systems and Web browsers, which they then sell to leading governments and corporations for use as a 'spyware vector'.
The article is based on a Forbes magazine article:
Zero-Days: A Price List For Hackers' Secret Software Exploits
They find that the biggest security researcher engaged in this market is VUPEN, a French company. They discuss how they do not want these exploits
patched or even exposed, as their goal is to sell these to various governments who use them to install spyware on their citizens.
The article is here:
“Zero-day” exploit sales should be key
point in cybersecurity debate
“We wouldn’t share this with Google for even $1 million,” said VUPEN founder Chaouki Bekrar. “We don’t want to give them any knowledge
that can help them in fixing this exploit or other similar exploits. We want to keep this for our customers.” VUPEN, which also “pwned”
Microsoft’s Internet Explorer, bragged it had an exploit for “every major browser,” as well as Microsoft Word, Adobe Reader, and the Google
Android and Apple iOS operating systems.

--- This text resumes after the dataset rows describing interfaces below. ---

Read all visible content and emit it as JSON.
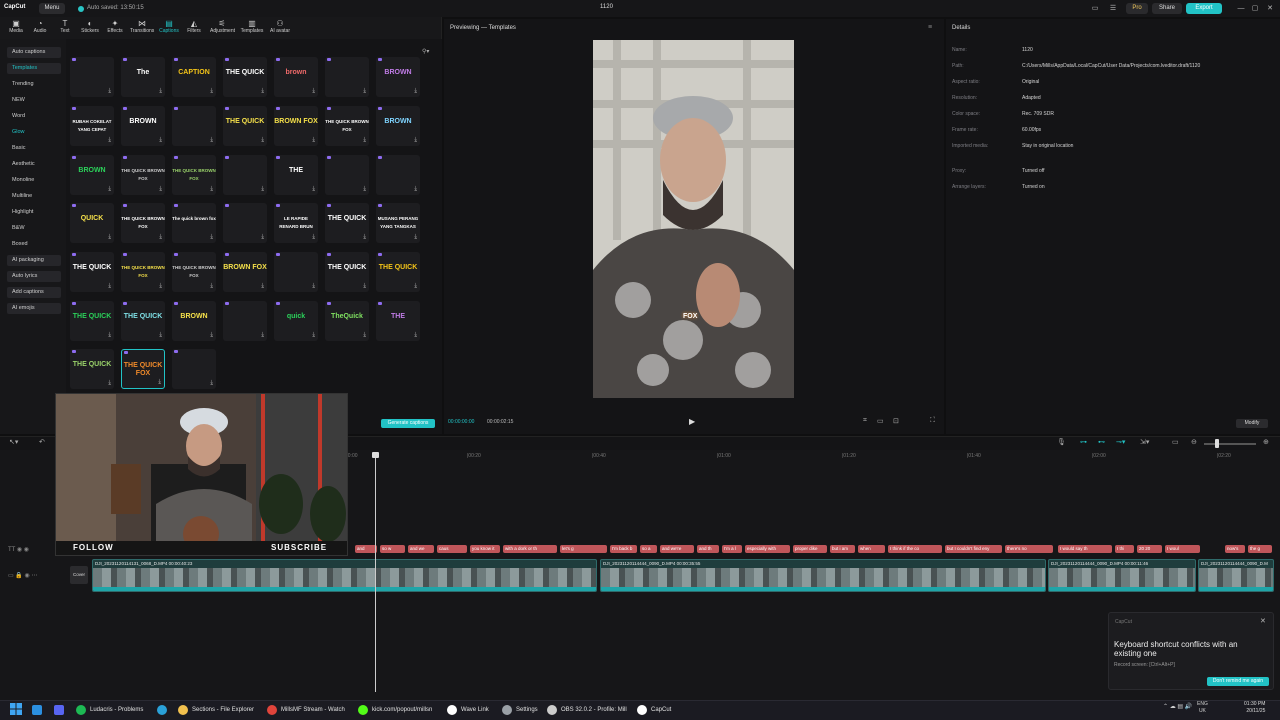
{
  "app": {
    "logo": "CapCut",
    "menu_label": "Menu",
    "autosave_text": "Auto saved: 13:50:15",
    "project_title": "1120",
    "pro_label": "Pro",
    "share_label": "Share",
    "export_label": "Export",
    "accent_color": "#22c3c6"
  },
  "toolbar": {
    "items": [
      {
        "label": "Media",
        "icon": "media-icon"
      },
      {
        "label": "Audio",
        "icon": "audio-icon"
      },
      {
        "label": "Text",
        "icon": "text-icon"
      },
      {
        "label": "Stickers",
        "icon": "stickers-icon"
      },
      {
        "label": "Effects",
        "icon": "effects-icon"
      },
      {
        "label": "Transitions",
        "icon": "transitions-icon"
      },
      {
        "label": "Captions",
        "icon": "captions-icon",
        "active": true
      },
      {
        "label": "Filters",
        "icon": "filters-icon"
      },
      {
        "label": "Adjustment",
        "icon": "adjustment-icon"
      },
      {
        "label": "Templates",
        "icon": "templates-icon"
      },
      {
        "label": "AI avatar",
        "icon": "ai-avatar-icon"
      }
    ]
  },
  "categories": {
    "auto_captions": "Auto captions",
    "templates": "Templates",
    "trending": "Trending",
    "new": "NEW",
    "word": "Word",
    "glow": "Glow",
    "basic": "Basic",
    "aesthetic": "Aesthetic",
    "monoline": "Monoline",
    "multiline": "Multiline",
    "highlight": "Highlight",
    "bw": "B&W",
    "boxed": "Boxed",
    "ai_packaging": "AI packaging",
    "auto_lyrics": "Auto lyrics",
    "add_captions": "Add captions",
    "ai_emojis": "AI emojis"
  },
  "templates": [
    [
      "",
      "The",
      "CAPTION",
      "THE QUICK",
      "brown",
      "",
      "BROWN"
    ],
    [
      "RUBAH COKELAT YANG CEPAT",
      "BROWN",
      "",
      "THE QUICK",
      "BROWN FOX",
      "THE QUICK BROWN FOX",
      "BROWN"
    ],
    [
      "BROWN",
      "THE QUICK BROWN FOX",
      "THE QUICK BROWN FOX",
      "",
      "THE",
      "",
      ""
    ],
    [
      "QUICK",
      "THE QUICK BROWN FOX",
      "The quick brown fox",
      "",
      "LE RAPIDE RENARD BRUN",
      "THE QUICK",
      "MUSANG PERANG YANG TANGKAS"
    ],
    [
      "THE QUICK",
      "THE QUICK BROWN FOX",
      "THE QUICK BROWN FOX",
      "BROWN FOX",
      "",
      "THE QUICK",
      "THE QUICK"
    ],
    [
      "THE QUICK",
      "THE QUICK",
      "BROWN",
      "",
      "quick",
      "TheQuick",
      "THE"
    ],
    [
      "THE QUICK",
      "THE QUICK FOX",
      ""
    ]
  ],
  "generate_captions_label": "Generate captions",
  "pro_badge": "Pro",
  "preview": {
    "title": "Previewing — Templates",
    "timecode_current": "00:00:00:00",
    "timecode_total": "00:00:02:15",
    "caption_on_video": "FOX"
  },
  "details": {
    "title": "Details",
    "rows": [
      {
        "key": "Name:",
        "value": "1120"
      },
      {
        "key": "Path:",
        "value": "C:/Users/Mills/AppData/Local/CapCut/User Data/Projects/com.lveditor.draft/1120"
      },
      {
        "key": "Aspect ratio:",
        "value": "Original"
      },
      {
        "key": "Resolution:",
        "value": "Adapted"
      },
      {
        "key": "Color space:",
        "value": "Rec. 709 SDR"
      },
      {
        "key": "Frame rate:",
        "value": "60.00fps"
      },
      {
        "key": "Imported media:",
        "value": "Stay in original location"
      },
      {
        "key": "Proxy:",
        "value": "Turned off"
      },
      {
        "key": "Arrange layers:",
        "value": "Turned on"
      }
    ],
    "modify_label": "Modify"
  },
  "timeline": {
    "ruler": [
      "00:00",
      "|00:20",
      "|00:40",
      "|01:00",
      "|01:20",
      "|01:40",
      "|02:00",
      "|02:20",
      "|02:40"
    ],
    "caption_clips": [
      "and",
      "so w",
      "and we",
      "caus",
      "you know it",
      "with a dork or th",
      "let's g",
      "I'm back b",
      "so a",
      "and we're",
      "and th",
      "I'm a l",
      "especially with",
      "proper dike",
      "but i am",
      "when",
      "I think if the co",
      "but I couldn't find eny",
      "there's no",
      "I would say th",
      "I thi",
      "20 20",
      "I woul",
      "now's",
      "the g"
    ],
    "video_clips": [
      {
        "label": "DJI_20231120114131_0068_D.MP4   00:00:40:23"
      },
      {
        "label": "DJI_20231120114444_0090_D.MP4   00:00:35:55"
      },
      {
        "label": "DJI_20231120114444_0090_D.MP4   00:00:11:46"
      },
      {
        "label": "DJI_20231120114444_0090_D.M"
      }
    ],
    "cover_label": "Cover"
  },
  "webcam": {
    "follow": "FOLLOW",
    "subscribe": "SUBSCRIBE"
  },
  "notification": {
    "app": "CapCut",
    "title": "Keyboard shortcut conflicts with an existing one",
    "subtitle": "Record screen: [Ctrl+Alt+P]",
    "button": "Don't remind me again"
  },
  "taskbar": {
    "items": [
      {
        "label": "Ludacris - Problems",
        "color": "#1db954"
      },
      {
        "label": "",
        "color": "#2aa1d8"
      },
      {
        "label": "Sections - File Explorer",
        "color": "#f2c14e"
      },
      {
        "label": "MillsMF Stream - Watch",
        "color": "#e0443b"
      },
      {
        "label": "kick.com/popout/millsn",
        "color": "#53fc18"
      },
      {
        "label": "Wave Link",
        "color": "#ffffff"
      },
      {
        "label": "Settings",
        "color": "#9aa0a6"
      },
      {
        "label": "OBS 32.0.2 - Profile: Mill",
        "color": "#cccccc"
      },
      {
        "label": "CapCut",
        "color": "#ffffff"
      }
    ],
    "lang_line1": "ENG",
    "lang_line2": "UK",
    "time": "01:30 PM",
    "date": "20/11/25"
  }
}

While VUPEN might be the most vocal, it is certainly not the only company selling high-tech weaponry on the zero-day exploit market. Established U.S.
companies Netragard, Endgame, Northrop Grumman, and Raytheon are also in the business, according to Greenberg. He has also detailed a price list for

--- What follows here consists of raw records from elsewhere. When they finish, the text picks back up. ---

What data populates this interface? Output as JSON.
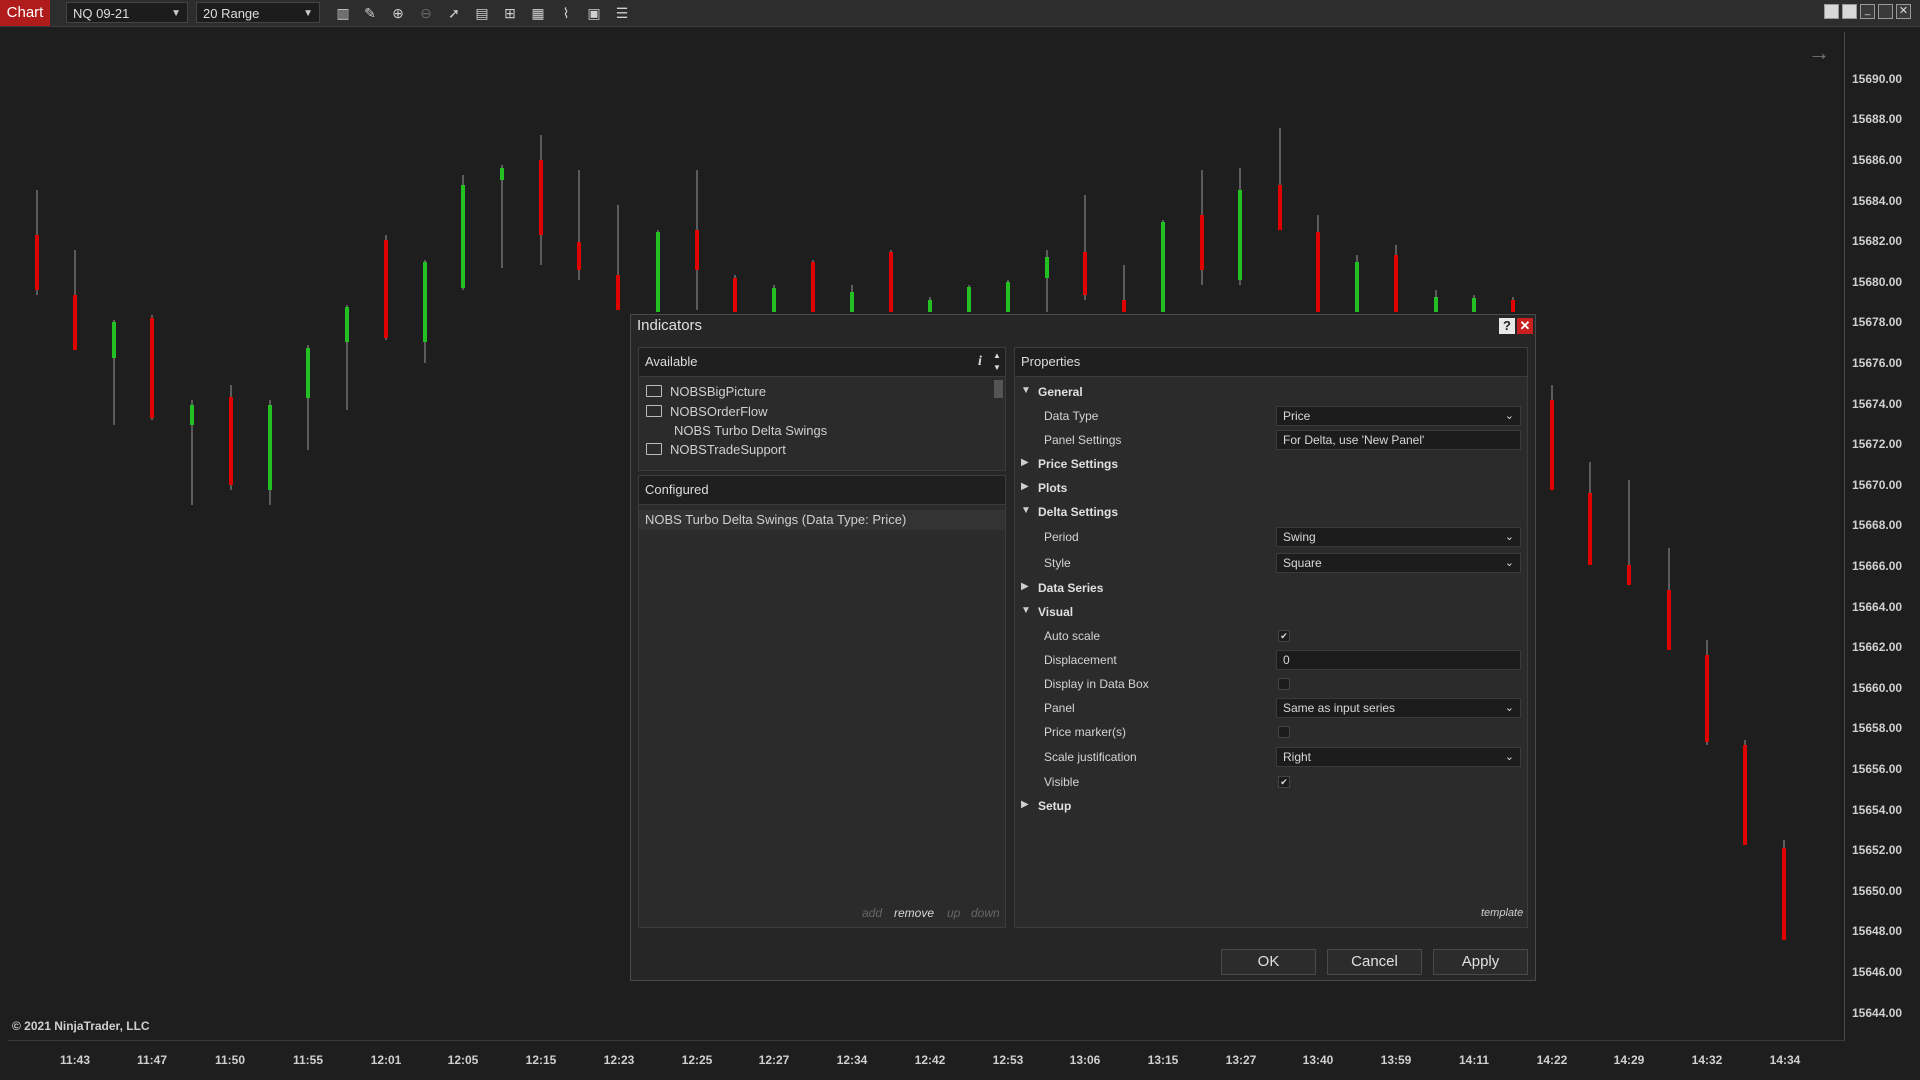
{
  "toolbar": {
    "chart_tab": "Chart",
    "instrument": "NQ 09-21",
    "interval": "20 Range",
    "icons": [
      "bars-icon",
      "draw-pencil-icon",
      "zoom-in-icon",
      "zoom-out-icon",
      "pointer-icon",
      "data-box-icon",
      "properties-icon",
      "indicators-icon",
      "strategies-icon",
      "templates-icon",
      "list-icon"
    ]
  },
  "chart": {
    "copyright": "© 2021 NinjaTrader, LLC",
    "up_color": "#22c022",
    "down_color": "#e00000",
    "price_labels": [
      "15690.00",
      "15688.00",
      "15686.00",
      "15684.00",
      "15682.00",
      "15680.00",
      "15678.00",
      "15676.00",
      "15674.00",
      "15672.00",
      "15670.00",
      "15668.00",
      "15666.00",
      "15664.00",
      "15662.00",
      "15660.00",
      "15658.00",
      "15656.00",
      "15654.00",
      "15652.00",
      "15650.00",
      "15648.00",
      "15646.00",
      "15644.00"
    ],
    "time_labels": [
      "11:43",
      "11:47",
      "11:50",
      "11:55",
      "12:01",
      "12:05",
      "12:15",
      "12:23",
      "12:25",
      "12:27",
      "12:34",
      "12:42",
      "12:53",
      "13:06",
      "13:15",
      "13:27",
      "13:40",
      "13:59",
      "14:11",
      "14:22",
      "14:29",
      "14:32",
      "14:34"
    ]
  },
  "dialog": {
    "title": "Indicators",
    "help": "?",
    "close": "✕",
    "available": {
      "header": "Available",
      "info": "i",
      "items": [
        {
          "label": "NOBSBigPicture",
          "folder": true
        },
        {
          "label": "NOBSOrderFlow",
          "folder": true
        },
        {
          "label": "NOBS Turbo Delta Swings",
          "folder": false
        },
        {
          "label": "NOBSTradeSupport",
          "folder": true
        }
      ]
    },
    "configured": {
      "header": "Configured",
      "items": [
        "NOBS Turbo Delta Swings (Data Type: Price)"
      ],
      "actions": {
        "add": "add",
        "remove": "remove",
        "up": "up",
        "down": "down"
      }
    },
    "properties": {
      "header": "Properties",
      "template": "template",
      "general": "General",
      "data_type_label": "Data Type",
      "data_type_value": "Price",
      "panel_settings_label": "Panel Settings",
      "panel_settings_value": "For Delta, use 'New Panel'",
      "price_settings": "Price Settings",
      "plots": "Plots",
      "delta_settings": "Delta Settings",
      "period_label": "Period",
      "period_value": "Swing",
      "style_label": "Style",
      "style_value": "Square",
      "data_series": "Data Series",
      "visual": "Visual",
      "auto_scale_label": "Auto scale",
      "auto_scale_checked": true,
      "displacement_label": "Displacement",
      "displacement_value": "0",
      "display_data_box_label": "Display in Data Box",
      "display_data_box_checked": false,
      "panel_label": "Panel",
      "panel_value": "Same as input series",
      "price_markers_label": "Price marker(s)",
      "price_markers_checked": false,
      "scale_just_label": "Scale justification",
      "scale_just_value": "Right",
      "visible_label": "Visible",
      "visible_checked": true,
      "setup": "Setup"
    },
    "buttons": {
      "ok": "OK",
      "cancel": "Cancel",
      "apply": "Apply"
    }
  }
}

various zero-day exploits, with attacks for popular browsers selling for well over $100,000 each and an exploit for Apple’s iOS going for a quarter
A friend of mine sent me a link to the EFF article, he works for Rockwell Intl., which makes components for the US space program, among other things.
He tells me that he and his technology-related co-workers are often receiving (via mail and/or email) "bounty's" on any vulnerability they may
find. I guess the idea is instead of fixing them, they would sell them to these security firms, which would in turn then sell them to governments or
corporations to be exploited. A pretty despicable business model IMO.
Related article from EFF:
Dangerously Vague Cybersecurity Legislation Threatens Civil